◆ What you need to do
Scan the listing below and copy every line holding "JSON".

....

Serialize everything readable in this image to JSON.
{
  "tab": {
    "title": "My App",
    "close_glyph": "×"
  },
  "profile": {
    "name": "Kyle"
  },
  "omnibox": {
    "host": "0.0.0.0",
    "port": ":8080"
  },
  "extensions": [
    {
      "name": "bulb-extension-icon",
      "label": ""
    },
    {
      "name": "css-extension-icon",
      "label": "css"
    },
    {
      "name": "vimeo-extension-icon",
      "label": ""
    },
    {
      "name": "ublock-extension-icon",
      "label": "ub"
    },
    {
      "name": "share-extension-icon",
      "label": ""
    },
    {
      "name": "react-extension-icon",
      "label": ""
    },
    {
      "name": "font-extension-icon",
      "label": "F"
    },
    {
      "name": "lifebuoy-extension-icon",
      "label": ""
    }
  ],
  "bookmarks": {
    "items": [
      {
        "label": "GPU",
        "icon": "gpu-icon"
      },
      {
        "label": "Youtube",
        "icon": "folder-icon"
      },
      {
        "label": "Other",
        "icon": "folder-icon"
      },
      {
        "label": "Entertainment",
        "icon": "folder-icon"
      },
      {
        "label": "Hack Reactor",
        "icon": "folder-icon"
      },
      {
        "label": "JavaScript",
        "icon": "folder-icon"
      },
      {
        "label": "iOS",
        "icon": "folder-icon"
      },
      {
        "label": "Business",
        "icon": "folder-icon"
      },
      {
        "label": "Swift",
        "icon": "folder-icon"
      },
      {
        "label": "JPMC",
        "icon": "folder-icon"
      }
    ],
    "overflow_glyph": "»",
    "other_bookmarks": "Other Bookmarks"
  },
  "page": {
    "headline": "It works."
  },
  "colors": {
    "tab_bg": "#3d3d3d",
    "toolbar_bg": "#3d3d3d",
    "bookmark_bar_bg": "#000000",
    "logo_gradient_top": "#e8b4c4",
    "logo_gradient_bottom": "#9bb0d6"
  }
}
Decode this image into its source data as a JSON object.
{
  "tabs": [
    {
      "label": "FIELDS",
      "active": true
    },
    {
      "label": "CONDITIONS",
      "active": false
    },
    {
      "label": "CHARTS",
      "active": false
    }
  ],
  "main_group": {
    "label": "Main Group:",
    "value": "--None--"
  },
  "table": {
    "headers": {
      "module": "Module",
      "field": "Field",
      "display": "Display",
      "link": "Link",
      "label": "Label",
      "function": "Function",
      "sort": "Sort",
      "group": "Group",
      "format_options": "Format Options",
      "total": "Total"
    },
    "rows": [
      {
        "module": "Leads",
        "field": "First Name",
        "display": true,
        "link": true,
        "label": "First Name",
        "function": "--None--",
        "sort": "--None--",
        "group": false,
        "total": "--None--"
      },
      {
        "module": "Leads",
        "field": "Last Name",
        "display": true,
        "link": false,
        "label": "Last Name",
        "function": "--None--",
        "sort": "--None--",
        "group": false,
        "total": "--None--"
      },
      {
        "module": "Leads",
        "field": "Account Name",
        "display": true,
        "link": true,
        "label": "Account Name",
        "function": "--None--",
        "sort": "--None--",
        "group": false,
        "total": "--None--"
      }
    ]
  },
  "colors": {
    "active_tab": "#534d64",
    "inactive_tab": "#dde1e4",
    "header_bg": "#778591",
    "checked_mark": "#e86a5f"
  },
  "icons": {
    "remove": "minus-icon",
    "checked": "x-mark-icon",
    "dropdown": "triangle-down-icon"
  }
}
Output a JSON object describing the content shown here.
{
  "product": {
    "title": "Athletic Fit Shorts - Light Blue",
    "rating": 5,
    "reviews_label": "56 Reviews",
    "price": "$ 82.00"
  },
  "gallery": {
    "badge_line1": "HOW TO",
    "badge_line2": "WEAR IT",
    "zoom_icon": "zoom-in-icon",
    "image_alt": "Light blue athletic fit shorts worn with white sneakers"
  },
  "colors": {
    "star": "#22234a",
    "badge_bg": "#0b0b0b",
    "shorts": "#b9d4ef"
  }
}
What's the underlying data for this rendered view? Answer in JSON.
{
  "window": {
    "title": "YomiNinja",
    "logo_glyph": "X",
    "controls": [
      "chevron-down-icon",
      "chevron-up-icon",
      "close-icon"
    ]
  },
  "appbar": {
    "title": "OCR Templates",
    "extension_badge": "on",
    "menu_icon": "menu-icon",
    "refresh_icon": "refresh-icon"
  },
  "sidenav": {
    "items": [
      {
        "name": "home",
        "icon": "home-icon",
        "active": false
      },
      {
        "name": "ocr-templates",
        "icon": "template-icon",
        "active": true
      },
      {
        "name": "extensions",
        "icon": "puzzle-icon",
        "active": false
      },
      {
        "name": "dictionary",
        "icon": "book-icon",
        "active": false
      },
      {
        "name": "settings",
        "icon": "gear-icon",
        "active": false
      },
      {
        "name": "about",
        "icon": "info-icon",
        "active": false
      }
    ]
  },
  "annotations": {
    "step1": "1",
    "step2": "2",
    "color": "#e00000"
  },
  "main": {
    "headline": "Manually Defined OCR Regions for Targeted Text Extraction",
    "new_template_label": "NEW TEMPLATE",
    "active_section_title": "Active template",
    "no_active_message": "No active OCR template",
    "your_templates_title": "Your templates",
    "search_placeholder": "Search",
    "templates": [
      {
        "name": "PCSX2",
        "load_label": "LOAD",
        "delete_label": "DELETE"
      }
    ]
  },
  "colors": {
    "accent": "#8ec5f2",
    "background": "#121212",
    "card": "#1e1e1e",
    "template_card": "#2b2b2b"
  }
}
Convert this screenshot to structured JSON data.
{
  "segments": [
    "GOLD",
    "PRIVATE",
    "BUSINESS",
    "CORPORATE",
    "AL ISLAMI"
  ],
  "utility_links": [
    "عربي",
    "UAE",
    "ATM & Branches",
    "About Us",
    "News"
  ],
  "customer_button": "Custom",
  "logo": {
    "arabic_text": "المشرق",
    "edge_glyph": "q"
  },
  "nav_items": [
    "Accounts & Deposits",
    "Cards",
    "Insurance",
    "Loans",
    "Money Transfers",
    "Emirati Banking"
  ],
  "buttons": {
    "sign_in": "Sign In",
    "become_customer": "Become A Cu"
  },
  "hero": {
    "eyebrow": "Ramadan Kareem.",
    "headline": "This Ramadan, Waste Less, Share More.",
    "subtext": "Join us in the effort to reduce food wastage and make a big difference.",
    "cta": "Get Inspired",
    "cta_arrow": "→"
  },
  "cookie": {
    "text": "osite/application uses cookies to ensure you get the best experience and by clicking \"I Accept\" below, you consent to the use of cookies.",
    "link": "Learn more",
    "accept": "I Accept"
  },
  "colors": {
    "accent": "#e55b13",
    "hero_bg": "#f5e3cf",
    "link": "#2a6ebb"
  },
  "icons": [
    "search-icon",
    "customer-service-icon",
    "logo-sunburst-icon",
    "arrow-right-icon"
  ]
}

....

◆ Written solution
Serialize everything readable in this image to JSON.
Decode this image into its source data as a JSON object.
Output a JSON object describing the content shown here.
What's the underlying data for this rendered view? Answer in JSON.
Convert this screenshot to structured JSON data.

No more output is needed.